→ **ABOUT THIS EXERCISE**: In full and without change, repeat the records shown below.

(Dataset rows describing interfaces)
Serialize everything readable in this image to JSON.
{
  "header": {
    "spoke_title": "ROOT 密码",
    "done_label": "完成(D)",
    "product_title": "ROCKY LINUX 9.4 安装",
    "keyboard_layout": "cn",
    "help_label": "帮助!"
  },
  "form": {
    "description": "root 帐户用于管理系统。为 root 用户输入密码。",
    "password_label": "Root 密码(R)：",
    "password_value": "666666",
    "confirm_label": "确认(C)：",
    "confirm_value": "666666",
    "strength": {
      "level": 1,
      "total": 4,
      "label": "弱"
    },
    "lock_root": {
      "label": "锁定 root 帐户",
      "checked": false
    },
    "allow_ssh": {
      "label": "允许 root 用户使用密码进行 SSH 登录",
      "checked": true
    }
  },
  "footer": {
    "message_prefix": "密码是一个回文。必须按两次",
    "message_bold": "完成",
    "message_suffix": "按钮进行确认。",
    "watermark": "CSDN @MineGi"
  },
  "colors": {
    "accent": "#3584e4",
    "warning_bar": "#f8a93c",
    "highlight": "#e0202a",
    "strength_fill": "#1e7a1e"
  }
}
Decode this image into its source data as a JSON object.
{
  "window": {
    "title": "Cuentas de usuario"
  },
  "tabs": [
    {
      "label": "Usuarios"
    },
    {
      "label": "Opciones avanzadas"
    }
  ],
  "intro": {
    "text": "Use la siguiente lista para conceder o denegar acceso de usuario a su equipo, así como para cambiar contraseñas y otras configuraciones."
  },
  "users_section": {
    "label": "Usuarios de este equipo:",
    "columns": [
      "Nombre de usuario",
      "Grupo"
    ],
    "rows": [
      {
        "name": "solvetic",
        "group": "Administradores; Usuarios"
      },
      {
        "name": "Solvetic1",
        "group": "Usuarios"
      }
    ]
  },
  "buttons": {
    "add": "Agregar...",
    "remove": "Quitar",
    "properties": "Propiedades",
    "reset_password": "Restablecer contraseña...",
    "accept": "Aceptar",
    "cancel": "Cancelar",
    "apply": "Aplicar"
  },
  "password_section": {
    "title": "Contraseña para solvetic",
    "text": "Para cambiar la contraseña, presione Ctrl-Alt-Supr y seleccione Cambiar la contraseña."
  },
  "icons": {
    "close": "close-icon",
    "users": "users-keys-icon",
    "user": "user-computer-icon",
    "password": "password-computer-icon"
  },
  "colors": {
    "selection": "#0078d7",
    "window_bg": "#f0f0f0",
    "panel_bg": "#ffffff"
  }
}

→ **RESPONSE TO THE EXERCISE**:
Serialize everything readable in this image to JSON.
{
  "header": {
    "spoke_title": "ROOT 密码",
    "done_label": "完成(D)",
    "product_title": "ROCKY LINUX 9.4 安装",
    "keyboard_layout": "cn",
    "help_label": "帮助!"
  },
  "form": {
    "description": "root 帐户用于管理系统。为 root 用户输入密码。",
    "password_label": "Root 密码(R)：",
    "password_value": "666666",
    "confirm_label": "确认(C)：",
    "confirm_value": "666666",
    "strength": {
      "level": 1,
      "total": 4,
      "label": "弱"
    },
    "lock_root": {
      "label": "锁定 root 帐户",
      "checked": false
    },
    "allow_ssh": {
      "label": "允许 root 用户使用密码进行 SSH 登录",
      "checked": true
    }
  },
  "footer": {
    "message_prefix": "密码是一个回文。必须按两次",
    "message_bold": "完成",
    "message_suffix": "按钮进行确认。",
    "watermark": "CSDN @MineGi"
  },
  "colors": {
    "accent": "#3584e4",
    "warning_bar": "#f8a93c",
    "highlight": "#e0202a",
    "strength_fill": "#1e7a1e"
  }
}
Decode this image into its source data as a JSON object.
{
  "window": {
    "title": "Cuentas de usuario"
  },
  "tabs": [
    {
      "label": "Usuarios"
    },
    {
      "label": "Opciones avanzadas"
    }
  ],
  "intro": {
    "text": "Use la siguiente lista para conceder o denegar acceso de usuario a su equipo, así como para cambiar contraseñas y otras configuraciones."
  },
  "users_section": {
    "label": "Usuarios de este equipo:",
    "columns": [
      "Nombre de usuario",
      "Grupo"
    ],
    "rows": [
      {
        "name": "solvetic",
        "group": "Administradores; Usuarios"
      },
      {
        "name": "Solvetic1",
        "group": "Usuarios"
      }
    ]
  },
  "buttons": {
    "add": "Agregar...",
    "remove": "Quitar",
    "properties": "Propiedades",
    "reset_password": "Restablecer contraseña...",
    "accept": "Aceptar",
    "cancel": "Cancelar",
    "apply": "Aplicar"
  },
  "password_section": {
    "title": "Contraseña para solvetic",
    "text": "Para cambiar la contraseña, presione Ctrl-Alt-Supr y seleccione Cambiar la contraseña."
  },
  "icons": {
    "close": "close-icon",
    "users": "users-keys-icon",
    "user": "user-computer-icon",
    "password": "password-computer-icon"
  },
  "colors": {
    "selection": "#0078d7",
    "window_bg": "#f0f0f0",
    "panel_bg": "#ffffff"
  }
}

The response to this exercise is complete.